10.02.23 Review

Communities and Hromadas: how effective self-governance reform has helped Ukraine to resist the invasion

Vladimir Putin constantly repeats the (false) assertion that in 2014 a coup d'état in Kyiv brought an end to any form of legitimate government in Ukraine. In fact, 2014’s revolutionary events paved the way for the country’s crucial reforms, the most important of which has been the introduction of more meaningful forms of self-governance. The success of this reform laid the foundation for the implementation of horizontal and networked mechanisms of governance, based around local communities. This helped Kyiv to continue to support grassroots self-organisation, while at the same time maintaining citizens’ trust in the local authorities, when the war first broke out. This has ensured the consolidation of Ukrainian society in the face of armed aggression. This process has significantly contributed to the country’s ability to effectively withstand Russian aggression. The confrontation between Putin's Russia and Ukraine’s hromadas has been, among other things, a confrontation between hyper-centralist and horizontal systems of governance.

As we approach a year since the beginning of Russia’s full-scale invasion of Ukraine, it has been evident that the Ukrainian armed forces have proved to be much more effective than anyone, including both aggressors and allies, had expected. While paying tribute to the determination of the military and political leadership, experts note that their efforts would likely not have been enough had ordinary Ukrainian citizens and local elites failed to remain loyal to the country and self-organise in the face of military aggression.

Researchers of Ukrainian politics believe that prior to the Maidan protests — the revolutionary events of 2014 — two key trends had been present in relations between the Ukrainian centre and the regions. On the one hand, there was a highly centralised system of management, whereby the regions did not have any real budgetary or administrative autonomy. Local governments also depended almost entirely on the financial and administrative decisions made in Kyiv. On the other hand, there was a noticeable uptick in territorial fragmentation and polarisation. This fragmentation occurred as a result of both Ukraine’s traditional geopolitical division (the West and South-East), and of the significant differences in living conditions and quality of public services between cities and towns, between industrial and agricultural areas, and so on.

Prior to 2014, Ukraine’s system of local self-governance, although characterised by robust political competition during both mayoral and council elections, did not have a sufficient degree of decision-making subjectivity. Public opinion polling at this time demonstrated that trust in local authorities was low. There were a number of factors behind this: underfunding, the poor quality of municipal services and the inability of local authorities to respond to requests from below, as well as the low motivation of citizens to participate in self-governance. At the same time, people demonstrated higher levels of trust in their local authorities than they did in the national government.

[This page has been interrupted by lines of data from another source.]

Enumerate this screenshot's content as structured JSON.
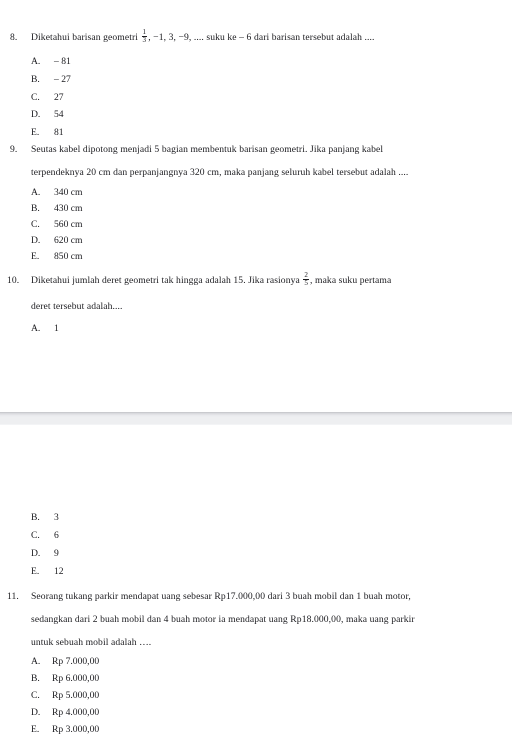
{
  "document": {
    "background_color": "#ffffff",
    "text_color": "#1b1b1f",
    "page_gap_color": "#eeeff1"
  },
  "questions": [
    {
      "number": "8.",
      "lines": [
        {
          "segments": [
            {
              "type": "text",
              "value": "Diketahui barisan geometri "
            },
            {
              "type": "fraction",
              "numerator": "1",
              "denominator": "3"
            },
            {
              "type": "text",
              "value": ", −1, 3, −9, ....  suku ke – 6 dari barisan tersebut adalah ...."
            }
          ]
        }
      ],
      "options": [
        {
          "letter": "A.",
          "value": "– 81"
        },
        {
          "letter": "B.",
          "value": "– 27"
        },
        {
          "letter": "C.",
          "value": "27"
        },
        {
          "letter": "D.",
          "value": "54"
        },
        {
          "letter": "E.",
          "value": "81"
        }
      ]
    },
    {
      "number": "9.",
      "lines": [
        {
          "segments": [
            {
              "type": "text",
              "value": "Seutas kabel dipotong menjadi 5 bagian membentuk barisan geometri. Jika panjang kabel"
            }
          ]
        },
        {
          "segments": [
            {
              "type": "text",
              "value": "terpendeknya 20 cm dan perpanjangnya 320 cm, maka panjang seluruh kabel tersebut adalah ...."
            }
          ]
        }
      ],
      "options": [
        {
          "letter": "A.",
          "value": "340 cm"
        },
        {
          "letter": "B.",
          "value": "430 cm"
        },
        {
          "letter": "C.",
          "value": "560 cm"
        },
        {
          "letter": "D.",
          "value": "620 cm"
        },
        {
          "letter": "E.",
          "value": "850 cm"
        }
      ]
    },
    {
      "number": "10.",
      "lines": [
        {
          "segments": [
            {
              "type": "text",
              "value": "Diketahui jumlah deret geometri tak hingga adalah 15. Jika rasionya "
            },
            {
              "type": "fraction",
              "numerator": "2",
              "denominator": "5"
            },
            {
              "type": "text",
              "value": ", maka suku pertama"
            }
          ]
        },
        {
          "segments": [
            {
              "type": "text",
              "value": "deret tersebut adalah...."
            }
          ]
        }
      ],
      "options": [
        {
          "letter": "A.",
          "value": "1"
        },
        {
          "letter": "B.",
          "value": "3"
        },
        {
          "letter": "C.",
          "value": "6"
        },
        {
          "letter": "D.",
          "value": "9"
        },
        {
          "letter": "E.",
          "value": "12"
        }
      ]
    },
    {
      "number": "11.",
      "lines": [
        {
          "segments": [
            {
              "type": "text",
              "value": "Seorang tukang parkir mendapat uang sebesar Rp17.000,00 dari 3 buah mobil dan 1 buah motor,"
            }
          ]
        },
        {
          "segments": [
            {
              "type": "text",
              "value": "sedangkan dari 2 buah mobil dan 4 buah motor ia mendapat uang Rp18.000,00, maka uang parkir"
            }
          ]
        },
        {
          "segments": [
            {
              "type": "text",
              "value": "untuk sebuah mobil adalah …."
            }
          ]
        }
      ],
      "options": [
        {
          "letter": "A.",
          "value": "Rp 7.000,00"
        },
        {
          "letter": "B.",
          "value": "Rp 6.000,00"
        },
        {
          "letter": "C.",
          "value": "Rp 5.000,00"
        },
        {
          "letter": "D.",
          "value": "Rp 4.000,00"
        },
        {
          "letter": "E.",
          "value": "Rp 3.000,00"
        }
      ]
    }
  ]
}
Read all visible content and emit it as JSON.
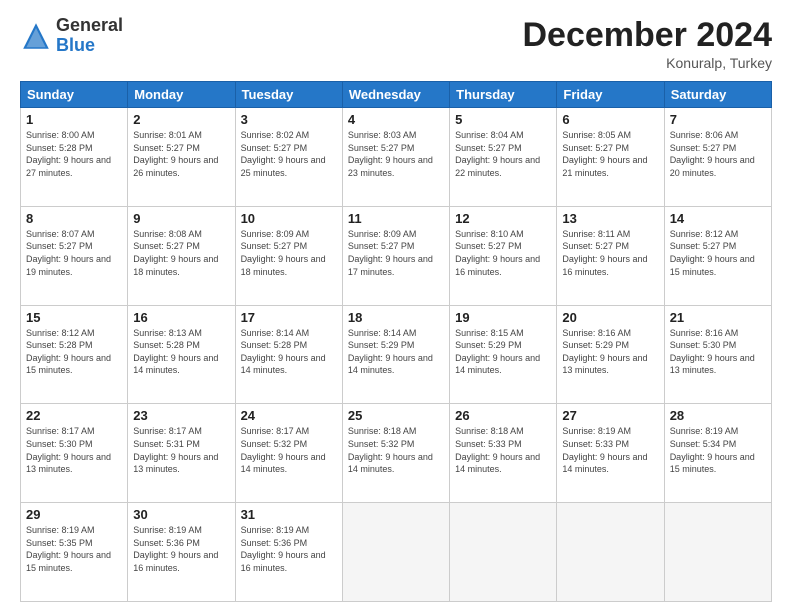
{
  "header": {
    "logo": {
      "general": "General",
      "blue": "Blue"
    },
    "title": "December 2024",
    "location": "Konuralp, Turkey"
  },
  "days_of_week": [
    "Sunday",
    "Monday",
    "Tuesday",
    "Wednesday",
    "Thursday",
    "Friday",
    "Saturday"
  ],
  "weeks": [
    [
      {
        "day": "1",
        "sunrise": "8:00 AM",
        "sunset": "5:28 PM",
        "daylight": "9 hours and 27 minutes."
      },
      {
        "day": "2",
        "sunrise": "8:01 AM",
        "sunset": "5:27 PM",
        "daylight": "9 hours and 26 minutes."
      },
      {
        "day": "3",
        "sunrise": "8:02 AM",
        "sunset": "5:27 PM",
        "daylight": "9 hours and 25 minutes."
      },
      {
        "day": "4",
        "sunrise": "8:03 AM",
        "sunset": "5:27 PM",
        "daylight": "9 hours and 23 minutes."
      },
      {
        "day": "5",
        "sunrise": "8:04 AM",
        "sunset": "5:27 PM",
        "daylight": "9 hours and 22 minutes."
      },
      {
        "day": "6",
        "sunrise": "8:05 AM",
        "sunset": "5:27 PM",
        "daylight": "9 hours and 21 minutes."
      },
      {
        "day": "7",
        "sunrise": "8:06 AM",
        "sunset": "5:27 PM",
        "daylight": "9 hours and 20 minutes."
      }
    ],
    [
      {
        "day": "8",
        "sunrise": "8:07 AM",
        "sunset": "5:27 PM",
        "daylight": "9 hours and 19 minutes."
      },
      {
        "day": "9",
        "sunrise": "8:08 AM",
        "sunset": "5:27 PM",
        "daylight": "9 hours and 18 minutes."
      },
      {
        "day": "10",
        "sunrise": "8:09 AM",
        "sunset": "5:27 PM",
        "daylight": "9 hours and 18 minutes."
      },
      {
        "day": "11",
        "sunrise": "8:09 AM",
        "sunset": "5:27 PM",
        "daylight": "9 hours and 17 minutes."
      },
      {
        "day": "12",
        "sunrise": "8:10 AM",
        "sunset": "5:27 PM",
        "daylight": "9 hours and 16 minutes."
      },
      {
        "day": "13",
        "sunrise": "8:11 AM",
        "sunset": "5:27 PM",
        "daylight": "9 hours and 16 minutes."
      },
      {
        "day": "14",
        "sunrise": "8:12 AM",
        "sunset": "5:27 PM",
        "daylight": "9 hours and 15 minutes."
      }
    ],
    [
      {
        "day": "15",
        "sunrise": "8:12 AM",
        "sunset": "5:28 PM",
        "daylight": "9 hours and 15 minutes."
      },
      {
        "day": "16",
        "sunrise": "8:13 AM",
        "sunset": "5:28 PM",
        "daylight": "9 hours and 14 minutes."
      },
      {
        "day": "17",
        "sunrise": "8:14 AM",
        "sunset": "5:28 PM",
        "daylight": "9 hours and 14 minutes."
      },
      {
        "day": "18",
        "sunrise": "8:14 AM",
        "sunset": "5:29 PM",
        "daylight": "9 hours and 14 minutes."
      },
      {
        "day": "19",
        "sunrise": "8:15 AM",
        "sunset": "5:29 PM",
        "daylight": "9 hours and 14 minutes."
      },
      {
        "day": "20",
        "sunrise": "8:16 AM",
        "sunset": "5:29 PM",
        "daylight": "9 hours and 13 minutes."
      },
      {
        "day": "21",
        "sunrise": "8:16 AM",
        "sunset": "5:30 PM",
        "daylight": "9 hours and 13 minutes."
      }
    ],
    [
      {
        "day": "22",
        "sunrise": "8:17 AM",
        "sunset": "5:30 PM",
        "daylight": "9 hours and 13 minutes."
      },
      {
        "day": "23",
        "sunrise": "8:17 AM",
        "sunset": "5:31 PM",
        "daylight": "9 hours and 13 minutes."
      },
      {
        "day": "24",
        "sunrise": "8:17 AM",
        "sunset": "5:32 PM",
        "daylight": "9 hours and 14 minutes."
      },
      {
        "day": "25",
        "sunrise": "8:18 AM",
        "sunset": "5:32 PM",
        "daylight": "9 hours and 14 minutes."
      },
      {
        "day": "26",
        "sunrise": "8:18 AM",
        "sunset": "5:33 PM",
        "daylight": "9 hours and 14 minutes."
      },
      {
        "day": "27",
        "sunrise": "8:19 AM",
        "sunset": "5:33 PM",
        "daylight": "9 hours and 14 minutes."
      },
      {
        "day": "28",
        "sunrise": "8:19 AM",
        "sunset": "5:34 PM",
        "daylight": "9 hours and 15 minutes."
      }
    ],
    [
      {
        "day": "29",
        "sunrise": "8:19 AM",
        "sunset": "5:35 PM",
        "daylight": "9 hours and 15 minutes."
      },
      {
        "day": "30",
        "sunrise": "8:19 AM",
        "sunset": "5:36 PM",
        "daylight": "9 hours and 16 minutes."
      },
      {
        "day": "31",
        "sunrise": "8:19 AM",
        "sunset": "5:36 PM",
        "daylight": "9 hours and 16 minutes."
      },
      null,
      null,
      null,
      null
    ]
  ]
}
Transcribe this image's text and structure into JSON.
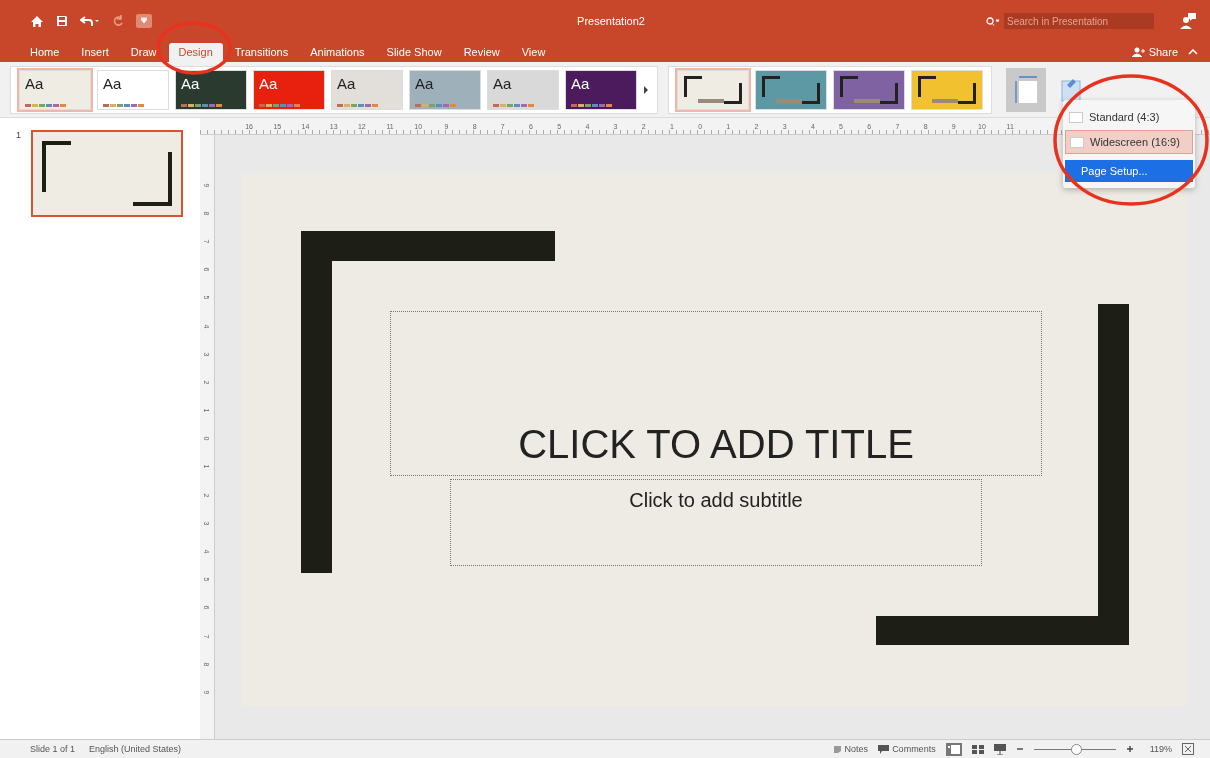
{
  "window": {
    "title": "Presentation2"
  },
  "search": {
    "placeholder": "Search in Presentation"
  },
  "share": {
    "label": "Share"
  },
  "tabs": [
    {
      "label": "Home",
      "selected": false
    },
    {
      "label": "Insert",
      "selected": false
    },
    {
      "label": "Draw",
      "selected": false
    },
    {
      "label": "Design",
      "selected": true
    },
    {
      "label": "Transitions",
      "selected": false
    },
    {
      "label": "Animations",
      "selected": false
    },
    {
      "label": "Slide Show",
      "selected": false
    },
    {
      "label": "Review",
      "selected": false
    },
    {
      "label": "View",
      "selected": false
    }
  ],
  "themes": [
    {
      "label": "Aa",
      "selected": true,
      "color": "#efece4"
    },
    {
      "label": "Aa",
      "selected": false,
      "color": "#ffffff"
    },
    {
      "label": "Aa",
      "selected": false,
      "color": "#2b3a2f"
    },
    {
      "label": "Aa",
      "selected": false,
      "color": "#e8200e"
    },
    {
      "label": "Aa",
      "selected": false,
      "color": "#e2dfda"
    },
    {
      "label": "Aa",
      "selected": false,
      "color": "#9eb1bb"
    },
    {
      "label": "Aa",
      "selected": false,
      "color": "#d9d9d9"
    },
    {
      "label": "Aa",
      "selected": false,
      "color": "#4b1b5e"
    }
  ],
  "variants": [
    {
      "selected": true,
      "color": "#efece4"
    },
    {
      "selected": false,
      "color": "#5d98a5"
    },
    {
      "selected": false,
      "color": "#7e62a1"
    },
    {
      "selected": false,
      "color": "#f2c12f"
    }
  ],
  "size_menu": {
    "items": [
      {
        "kind": "option",
        "label": "Standard (4:3)",
        "selected": false
      },
      {
        "kind": "option",
        "label": "Widescreen (16:9)",
        "selected": true
      },
      {
        "kind": "command",
        "label": "Page Setup...",
        "selected": true
      }
    ]
  },
  "ruler": {
    "horizontal": [
      "16",
      "15",
      "14",
      "13",
      "12",
      "11",
      "10",
      "9",
      "8",
      "7",
      "6",
      "5",
      "4",
      "3",
      "2",
      "1",
      "0",
      "1",
      "2",
      "3",
      "4",
      "5",
      "6",
      "7",
      "8",
      "9",
      "10",
      "11"
    ],
    "vertical": [
      "9",
      "8",
      "7",
      "6",
      "5",
      "4",
      "3",
      "2",
      "1",
      "0",
      "1",
      "2",
      "3",
      "4",
      "5",
      "6",
      "7",
      "8",
      "9"
    ]
  },
  "slides": [
    {
      "number": "1",
      "selected": true
    }
  ],
  "slide": {
    "title_placeholder": "CLICK TO ADD TITLE",
    "subtitle_placeholder": "Click to add subtitle"
  },
  "status_bar": {
    "slide": "Slide 1 of 1",
    "language": "English (United States)",
    "notes": "Notes",
    "comments": "Comments",
    "zoom": {
      "level": 0.52
    },
    "zoom_text": "119%"
  }
}
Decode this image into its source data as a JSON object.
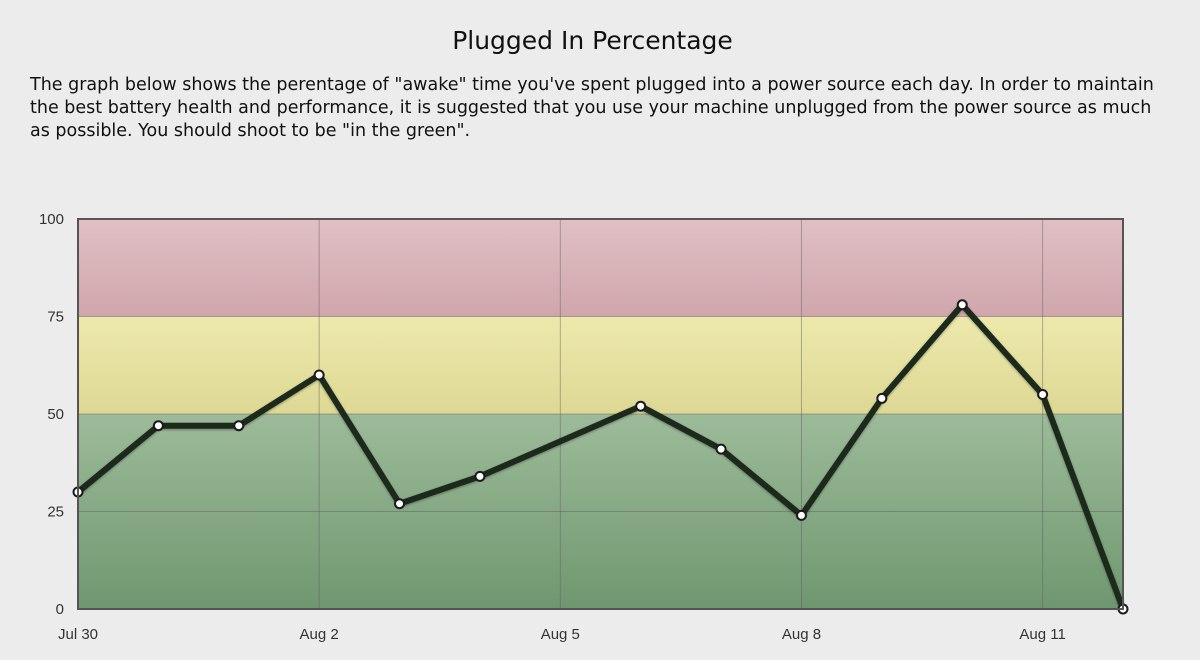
{
  "page": {
    "title": "Plugged In Percentage",
    "description": "The graph below shows the perentage of \"awake\" time you've spent plugged into a power source each day. In order to maintain the best battery health and performance, it is suggested that you use your machine unplugged from the power source as much as possible. You should shoot to be \"in the green\"."
  },
  "chart_data": {
    "type": "line",
    "title": "Plugged In Percentage",
    "xlabel": "",
    "ylabel": "",
    "x_start": "Jul 30",
    "x_tick_labels": [
      "Jul 30",
      "Aug 2",
      "Aug 5",
      "Aug 8",
      "Aug 11"
    ],
    "x": [
      "Jul 30",
      "Jul 31",
      "Aug 1",
      "Aug 2",
      "Aug 3",
      "Aug 4",
      "Aug 5",
      "Aug 6",
      "Aug 7",
      "Aug 8",
      "Aug 9",
      "Aug 10",
      "Aug 11",
      "Aug 12"
    ],
    "values": [
      30,
      47,
      47,
      60,
      27,
      34,
      null,
      52,
      41,
      24,
      54,
      78,
      55,
      0
    ],
    "ylim": [
      0,
      100
    ],
    "y_ticks": [
      0,
      25,
      50,
      75,
      100
    ],
    "grid": true,
    "bands": [
      {
        "from": 0,
        "to": 50,
        "color": "#86ab84"
      },
      {
        "from": 50,
        "to": 75,
        "color": "#e6e3a4"
      },
      {
        "from": 75,
        "to": 100,
        "color": "#d6b0b6"
      }
    ],
    "line_color": "#1e2a1e",
    "marker_color": "#ffffff"
  }
}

After 2014, the new authorities initiated several local government reforms under the guidance of the European Union. Their main goal was to create effective territorial municipal units (hromadas), with the active involvement of residents, significant financial autonomy in the allocation and spending of funds, and clear accountability to local communities. By 2020, the reforms were considered complete and had received positive preliminary assessments. As researchers noted, the quality of public services in areas such as medicine had risen, as did citizens' satisfaction with these services. There was also a significant improvement in the quality of fiscal administration at both regional and local levels.

However, with the beginning of the Russian invasion, other less trivial consequences of these reforms became visible. Oleksandra Keudel and Oksana Huss, who have conducted a number of sociological surveys in the hromadas, as well as interviews and focus groups with local activists and officials, have noted that after the Russian invasion, hromadas in Ukraine became the de facto backbone of national consolidation. They also played an important, politically unifying role at the grassroots level and were the only type of authority able to effectively communicate with citizens in the first months of the war. Of the 241 hromadas surveyed, two-thirds continued their activities despite the military aggression, 28% did not stop working at all, and 43% returned to work within two weeks of the invasion or after de-occupation. Of the 17 de-occupied hromadas in the sample, two continued to function under occupation, providing humanitarian assistance and evacuating residents.

As a result, compared to pre-war levels, trust in local authorities has increased during the war. According to a September 2022 survey, local governments in Ukraine enjoy the highest level of public trust among the population, after state and civil institutions directly responsible for security. 63% of Ukrainians trust their mayors and the same number trust their local councils. Keudel and Huss note that ‘high levels of public trust indicate public recognition of local governments' commitment to their communities and their responsibilities as community representatives and public service providers.’ Thus, effective systems of local self-governance have contributed to the political consolidation of citizens and helped provide the foundation for the ‘new normality’ of life during the Russian invasion.